#### [Your objective]
Within the data below, find the string "semua" and return each line where it occurs.

#### [Input records]
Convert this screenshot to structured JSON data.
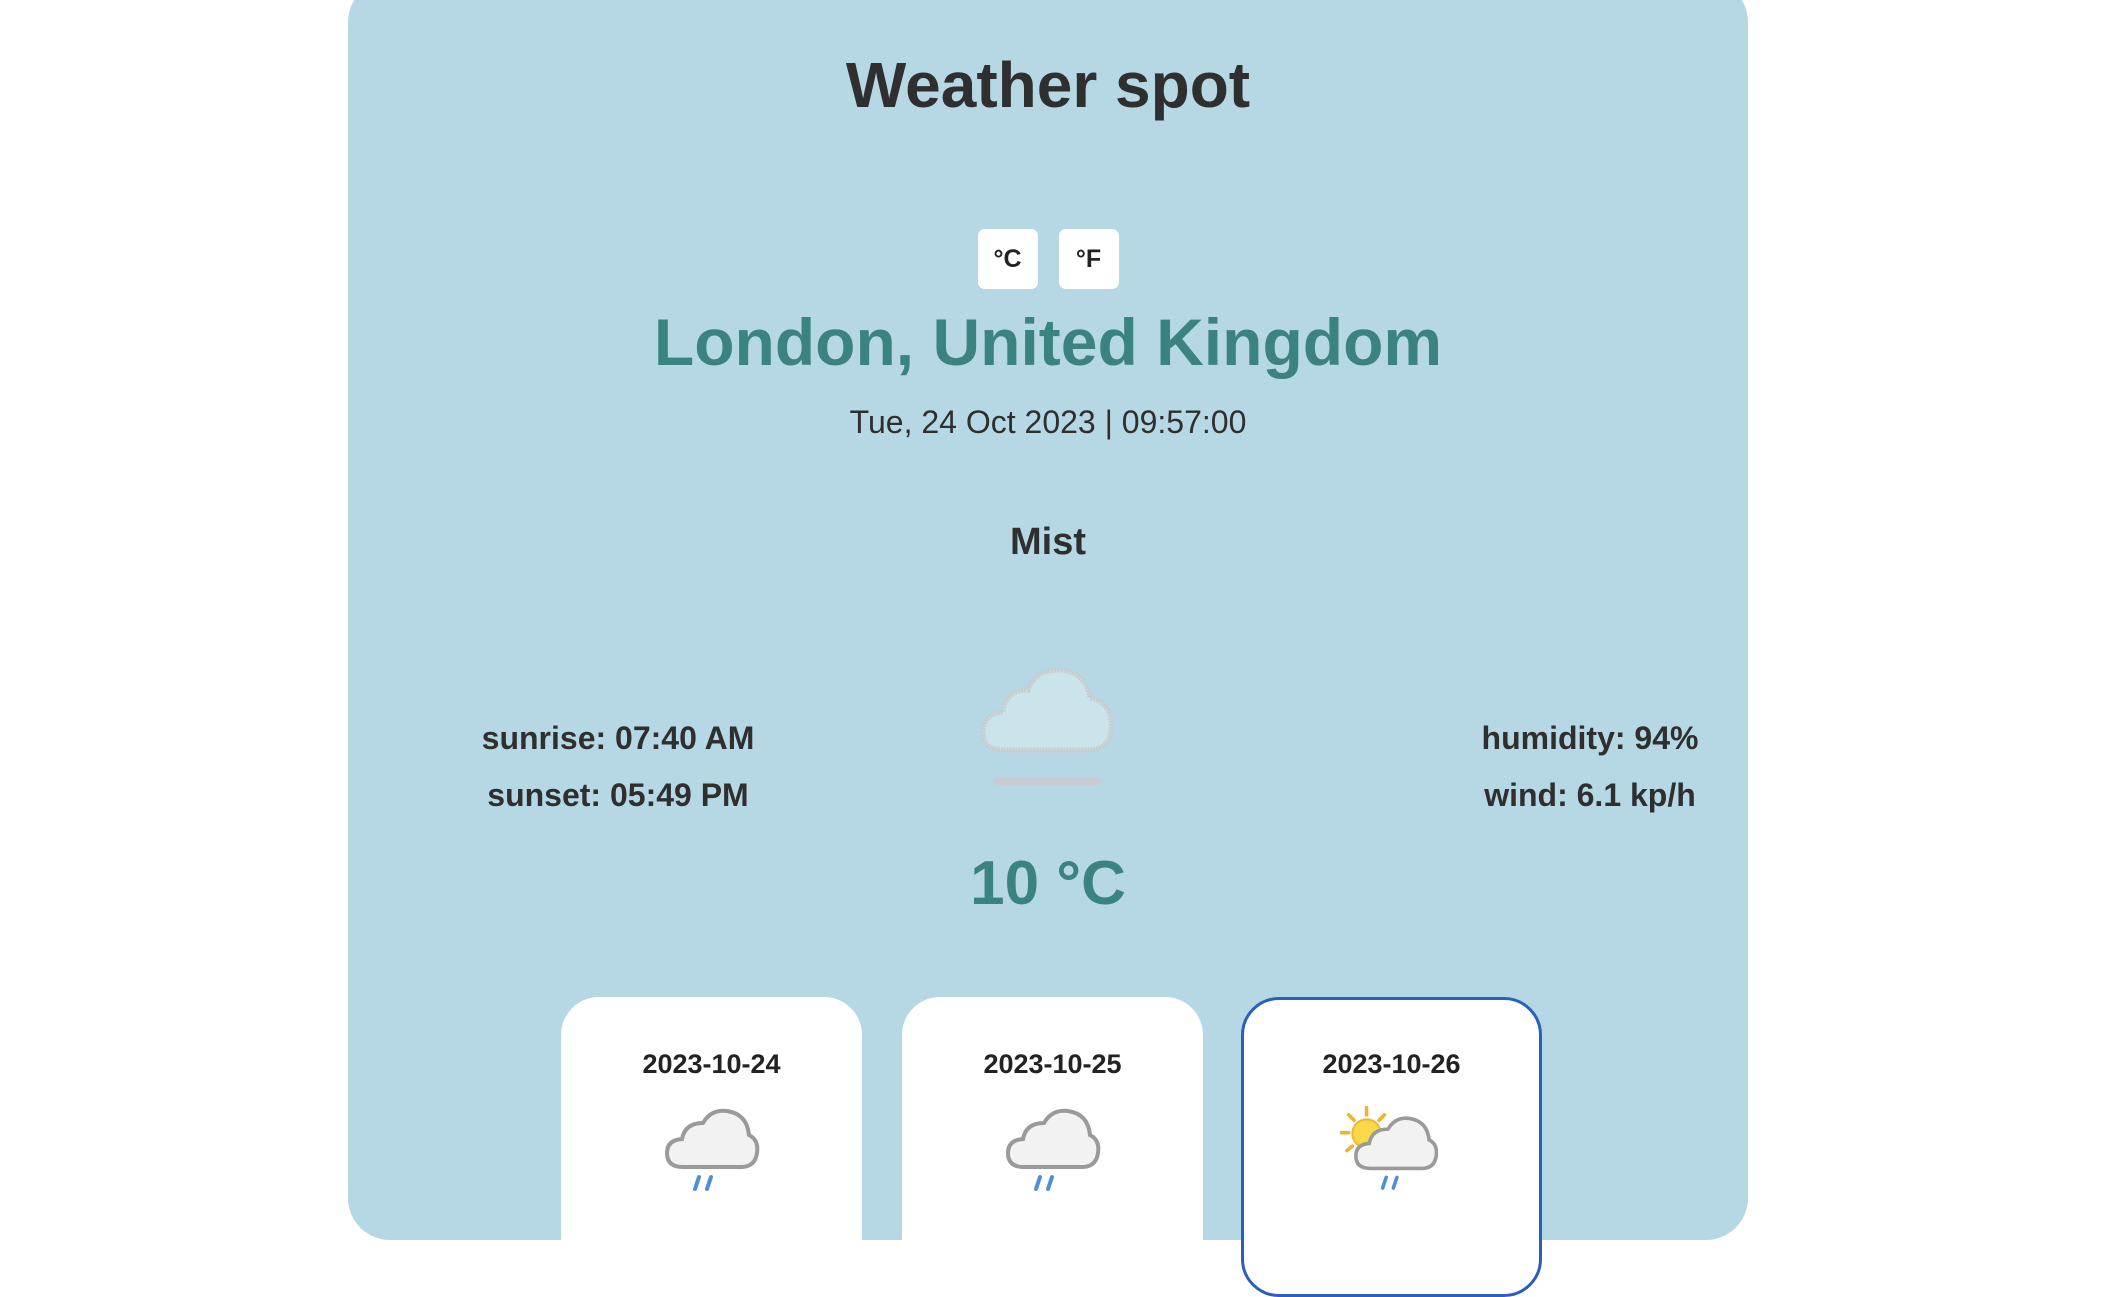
{
  "app": {
    "title": "Weather spot"
  },
  "units": {
    "celsius_label": "°C",
    "fahrenheit_label": "°F"
  },
  "location": {
    "city": "London, United Kingdom",
    "datetime": "Tue, 24 Oct 2023 | 09:57:00"
  },
  "current": {
    "condition": "Mist",
    "icon": "mist-cloud-icon",
    "sunrise": "sunrise: 07:40 AM",
    "sunset": "sunset: 05:49 PM",
    "humidity": "humidity: 94%",
    "wind": "wind: 6.1 kp/h",
    "temperature": "10 °C"
  },
  "forecast": [
    {
      "date": "2023-10-24",
      "icon": "rain-cloud-icon"
    },
    {
      "date": "2023-10-25",
      "icon": "rain-cloud-icon"
    },
    {
      "date": "2023-10-26",
      "icon": "sun-cloud-rain-icon",
      "selected": true
    }
  ],
  "colors": {
    "card_background": "#b6d8e4",
    "accent": "#3a8380",
    "selected_border": "#2a5fbf"
  }
}
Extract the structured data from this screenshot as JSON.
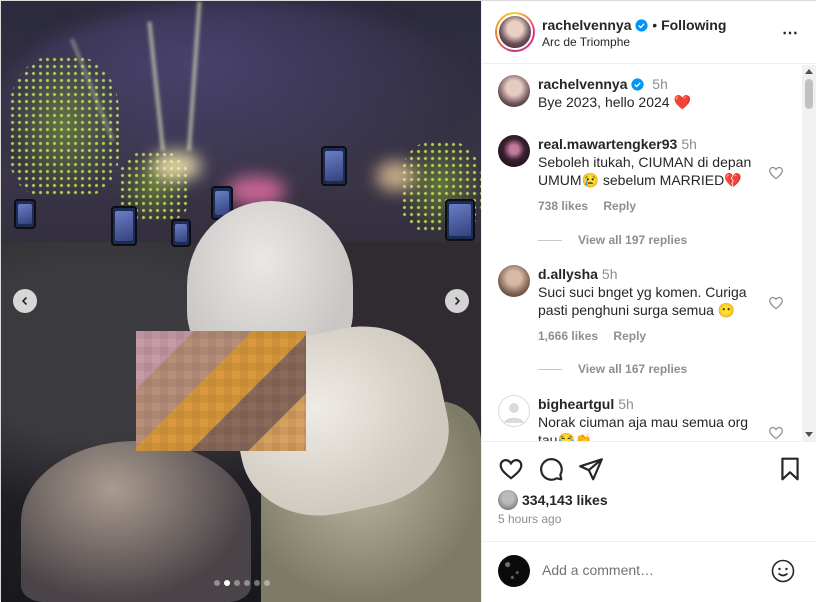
{
  "post": {
    "username": "rachelvennya",
    "separator": "•",
    "follow_status": "Following",
    "location": "Arc de Triomphe",
    "more_icon": "⋯",
    "carousel_dots": 6,
    "carousel_active": 1
  },
  "caption": {
    "username": "rachelvennya",
    "time": "5h",
    "text": "Bye 2023, hello 2024 ❤️"
  },
  "comments": [
    {
      "username": "real.mawartengker93",
      "time": "5h",
      "text": "Seboleh itukah, CIUMAN di depan UMUM😢 sebelum MARRIED💔",
      "likes": "738 likes",
      "reply": "Reply",
      "view_replies": "View all 197 replies"
    },
    {
      "username": "d.allysha",
      "time": "5h",
      "text": "Suci suci bnget yg komen. Curiga pasti penghuni surga semua 😶",
      "likes": "1,666 likes",
      "reply": "Reply",
      "view_replies": "View all 167 replies"
    },
    {
      "username": "bigheartgul",
      "time": "5h",
      "text": "Norak ciuman aja mau semua org tau😂👏"
    }
  ],
  "footer": {
    "likes": "334,143 likes",
    "time_ago": "5 hours ago",
    "comment_placeholder": "Add a comment…"
  },
  "colors": {
    "verified": "#0095f6",
    "broken_heart": "#ed4956",
    "muted": "#8e8e8e"
  }
}
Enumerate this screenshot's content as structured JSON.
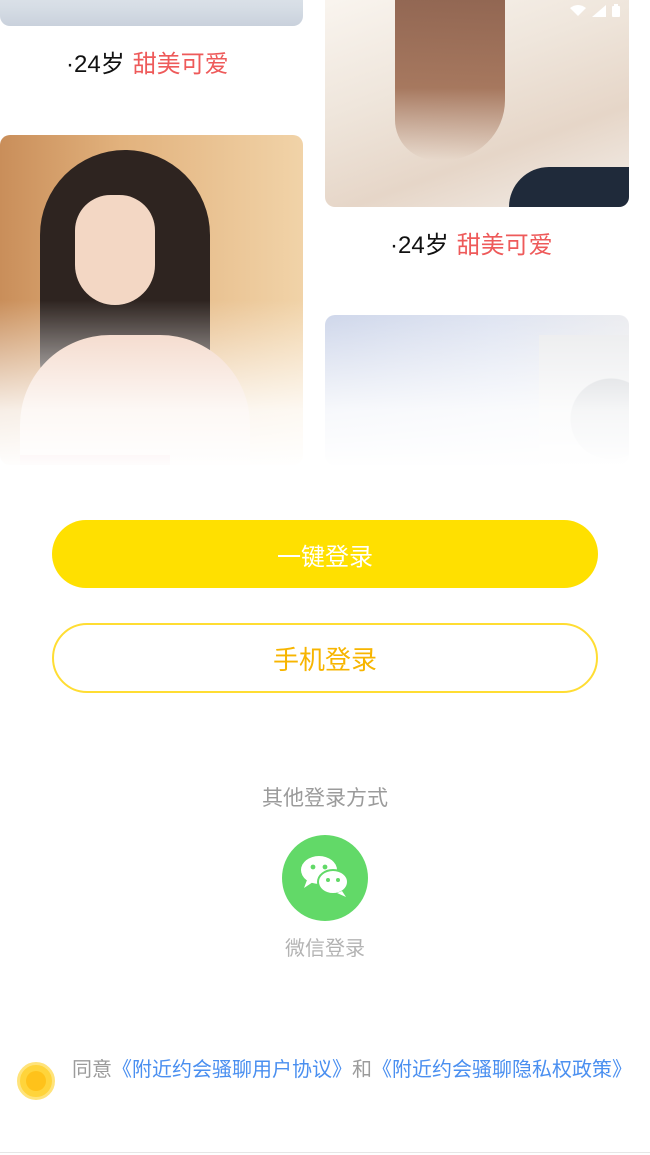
{
  "cards": [
    {
      "age": "·24岁",
      "tag": "甜美可爱"
    },
    {
      "age": "·24岁",
      "tag": "甜美可爱"
    }
  ],
  "buttons": {
    "one_click_login": "一键登录",
    "phone_login": "手机登录"
  },
  "other_login": {
    "title": "其他登录方式",
    "wechat_label": "微信登录",
    "wechat_icon": "wechat-icon"
  },
  "agreement": {
    "prefix": "同意",
    "user_agreement": "《附近约会骚聊用户协议》",
    "and": "和",
    "privacy_policy": "《附近约会骚聊隐私权政策》",
    "checked": true
  },
  "colors": {
    "primary": "#ffe000",
    "outline_text": "#f7b500",
    "tag": "#ee5a5a",
    "link": "#4a8ff0",
    "wechat": "#62d968"
  }
}
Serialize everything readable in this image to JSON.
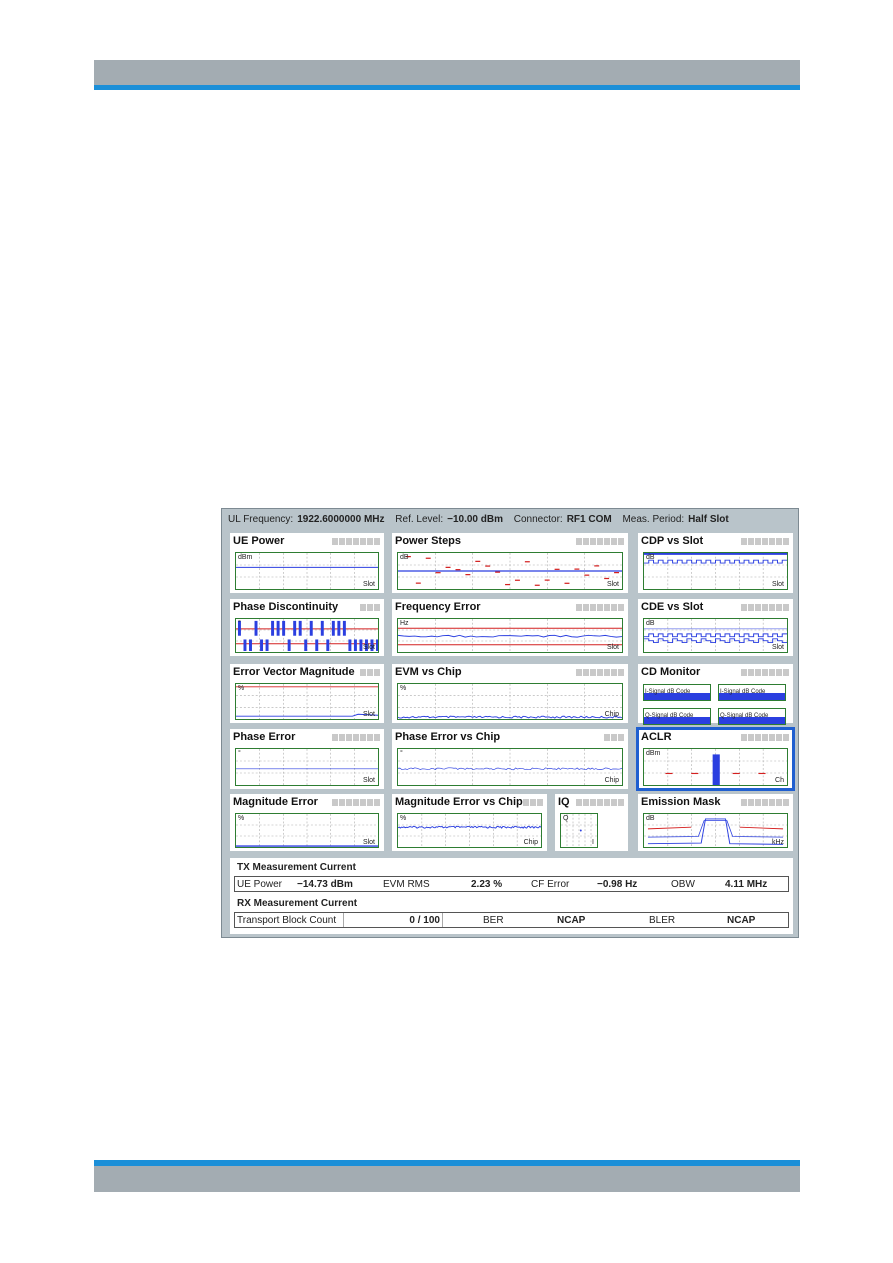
{
  "infobar": {
    "ul_frequency_label": "UL Frequency:",
    "ul_frequency_value": "1922.6000000 MHz",
    "ref_level_label": "Ref. Level:",
    "ref_level_value": "−10.00 dBm",
    "connector_label": "Connector:",
    "connector_value": "RF1 COM",
    "meas_period_label": "Meas. Period:",
    "meas_period_value": "Half Slot"
  },
  "panels": [
    {
      "title": "UE Power",
      "unit": "dBm",
      "xlabel": "Slot",
      "trace": "flat"
    },
    {
      "title": "Power Steps",
      "unit": "dB",
      "xlabel": "Slot",
      "trace": "steps"
    },
    {
      "title": "CDP vs Slot",
      "unit": "dB",
      "xlabel": "Slot",
      "trace": "square"
    },
    {
      "title": "Phase Discontinuity",
      "unit": "°",
      "xlabel": "Slot",
      "trace": "bars"
    },
    {
      "title": "Frequency Error",
      "unit": "Hz",
      "xlabel": "Slot",
      "trace": "freq"
    },
    {
      "title": "CDE vs Slot",
      "unit": "dB",
      "xlabel": "Slot",
      "trace": "square2"
    },
    {
      "title": "Error Vector Magnitude",
      "unit": "%",
      "xlabel": "Slot",
      "trace": "evm"
    },
    {
      "title": "EVM vs Chip",
      "unit": "%",
      "xlabel": "Chip",
      "trace": "noisebottom"
    },
    {
      "title": "CD Monitor",
      "unit": "",
      "xlabel": "",
      "trace": "cdm"
    },
    {
      "title": "Phase Error",
      "unit": "°",
      "xlabel": "Slot",
      "trace": "mid"
    },
    {
      "title": "Phase Error vs Chip",
      "unit": "°",
      "xlabel": "Chip",
      "trace": "noisemid"
    },
    {
      "title": "ACLR",
      "unit": "dBm",
      "xlabel": "Ch",
      "trace": "aclr"
    },
    {
      "title": "Magnitude Error",
      "unit": "%",
      "xlabel": "Slot",
      "trace": "bottom"
    },
    {
      "title": "Magnitude Error vs Chip",
      "unit": "%",
      "xlabel": "Chip",
      "trace": "noisehigh"
    },
    {
      "title": "IQ",
      "unit": "Q",
      "xlabel": "I",
      "trace": "iq"
    },
    {
      "title": "Emission Mask",
      "unit": "dB",
      "xlabel": "kHz",
      "trace": "mask"
    }
  ],
  "cd_monitor": [
    "I-Signal dB Code",
    "I-Signal dB Code",
    "Q-Signal dB Code",
    "Q-Signal dB Code"
  ],
  "tx": {
    "heading": "TX Measurement Current",
    "ue_power_label": "UE Power",
    "ue_power_value": "−14.73 dBm",
    "evm_rms_label": "EVM RMS",
    "evm_rms_value": "2.23 %",
    "cf_error_label": "CF Error",
    "cf_error_value": "−0.98 Hz",
    "obw_label": "OBW",
    "obw_value": "4.11 MHz"
  },
  "rx": {
    "heading": "RX Measurement Current",
    "tbc_label": "Transport Block Count",
    "tbc_value": "0 / 100",
    "ber_label": "BER",
    "ber_value": "NCAP",
    "bler_label": "BLER",
    "bler_value": "NCAP"
  },
  "colors": {
    "trace": "#2b3fe0",
    "limit": "#d42020",
    "plot_border": "#2e7d32",
    "accent": "#1b8fd8",
    "selected": "#1f5fd0"
  },
  "selected_panel": "ACLR"
}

#### [Expected output]
      "text": "Suci suci bnget yg komen. Curiga pasti penghuni surga semua 😶",
      "text": "Norak ciuman aja mau semua org tau😂👏"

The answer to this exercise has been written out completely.